In 1983, the import parts section of the SEMA Show was added under the auspices of sister organization, Automotive International Association, thus changing the name to SEMA/AI Show.[citation needed] In 1984, there was a combined SEMA/AI/APAA Show in Las Vegas.[citation needed] The Industry Awards Banquet was held at the MGM Grand, and the entertainment was provided by The Platters and Gallagher.[citation needed] By all indications, the move to Las Vegas has been an overwhelming success.[citation needed] In 1986, Car and Driver magazine noted that the Show was a “…prime opportunity to monitor the West Coast car culture without breathing the smog or fighting the freeways.”[citation needed] That same year, Jay Leno made his first appearance on stage at the SEMA Show Industry Awards Banquet.[citation needed]

In 1990, the onsite registration fee was increased to $20.[citation needed] All exhibitors are eligible to submit an entry into the New Products Showcase at no cost.[citation needed] In 1992, the SEMA/AI Show and the Automotive Service Industry, Motor & Equipment Manufacturers Association and Automotive Parts & Accessories Association (ASIA/MEMA/APAA Show—formerly the Big I/APAA Show) came together to form Automotive Aftermarket Industry Week (AAIW) in Las Vegas.[citation needed] The two shows together boasted in excess of 1.6 million square feet of exhibits.[citation needed]

In 1997, the National Tire Dealers & Retreaders (NTDRA) trade show was combined with the SEMA Show.[citation needed] Affiliating the 77-year-old NTDRA trade show with the SEMA portion of AAIW provided benefits to both sides.[citation needed] In the same year, Goodyear sponsored the first SEMA-NTDRA “Racers’ Night Out” at the Las Vegas Motor Speedway.[citation needed]

In 1998, the SEMA Show broke the 500,000-foot mark with 502,912 net square feet of rented space.[citation needed] Each year since then, the Show has set new records of some sort.[citation needed] It now occupies more than one million net square feet, draws more than 3,000 media, and has a buyer attendance in excess of 60,000.[citation needed] The SEMA Show now routinely brings together more than 2,000 exhibitors, occupying in excess of 10,000 booths.[citation needed] Total attendance at the Show now tops 100,000 manufacturers, buyers and other industry representatives, making contacts and doing business.[4]

SEMA awards[edit]

Since 2003, the GT awards have been presented at the SEMA Auto Convention, and these include categories such as Best in Show, Best Hot Rod, and Best European Import.[5][6][7] SEMA was also presented with the Grassroots Motorsports Editors' Choice Award in 2012.[8]

SEMA Action Network[edit]
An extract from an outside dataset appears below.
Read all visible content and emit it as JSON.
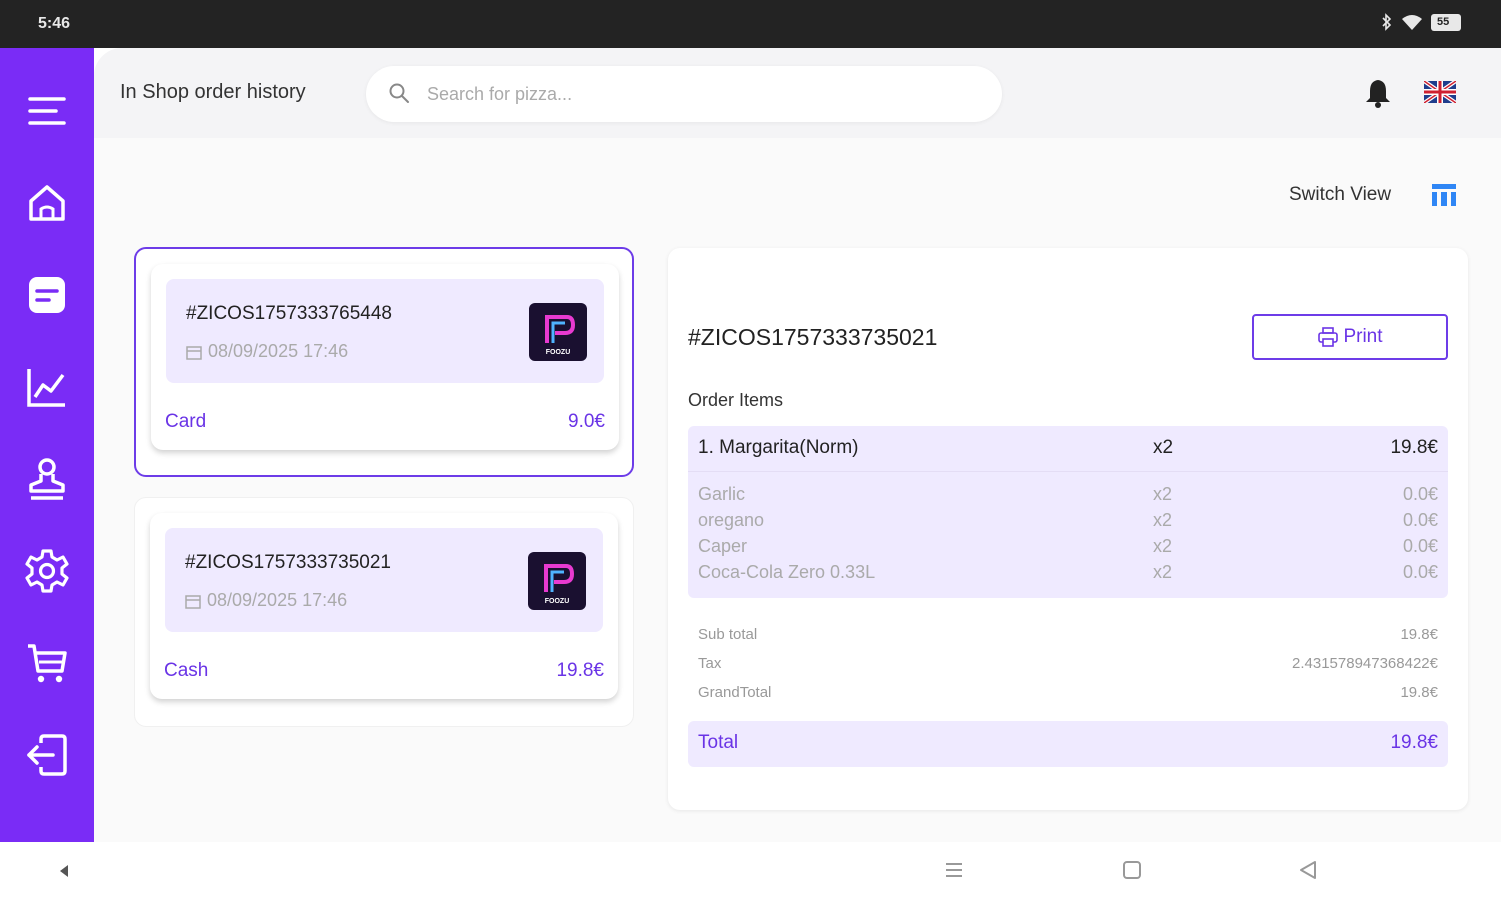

Since 1997, the SEMA Action Network (SAN) has been a grassroots[dubious ] network for the automotive hobby.[citation needed] The SEMA Action Network is a partnership between enthusiasts, vehicle clubs and members of the specialty automotive parts industry in the United States and Canada[who?] who have joined forces to promote automotive hobby-friendly legislation and oppose, what they consider, unfair laws.[citation needed]

In the past, the SAN has successfully:[citation needed]
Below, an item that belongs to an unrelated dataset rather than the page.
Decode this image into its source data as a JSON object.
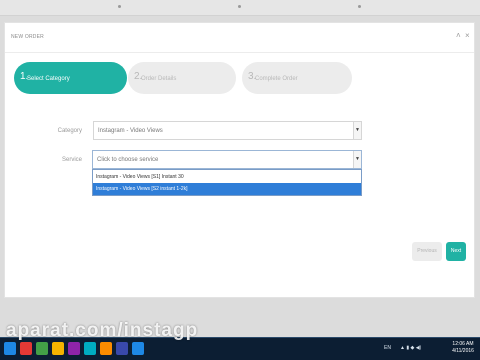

  • Enacted street rod and custom vehicle (including kit cars and replicas) registration and titling laws in over 20 states
  • Protected classic vehicles waiting to be restored on private property from confiscation
  • Safeguarded legal off-road nitrous oxide use with SAN model legislation
  • Defended enthusiast’s right to use aftermarket exhaust systems
  • Junked state level “Cash for Clunkers” legislation
  • Enacted legislation to lower taxes and fees for hobbyist vehicles
  • Advocated to ensure public lands remain open to responsible off-road recreation

See also[edit]

References[edit]

External links[edit]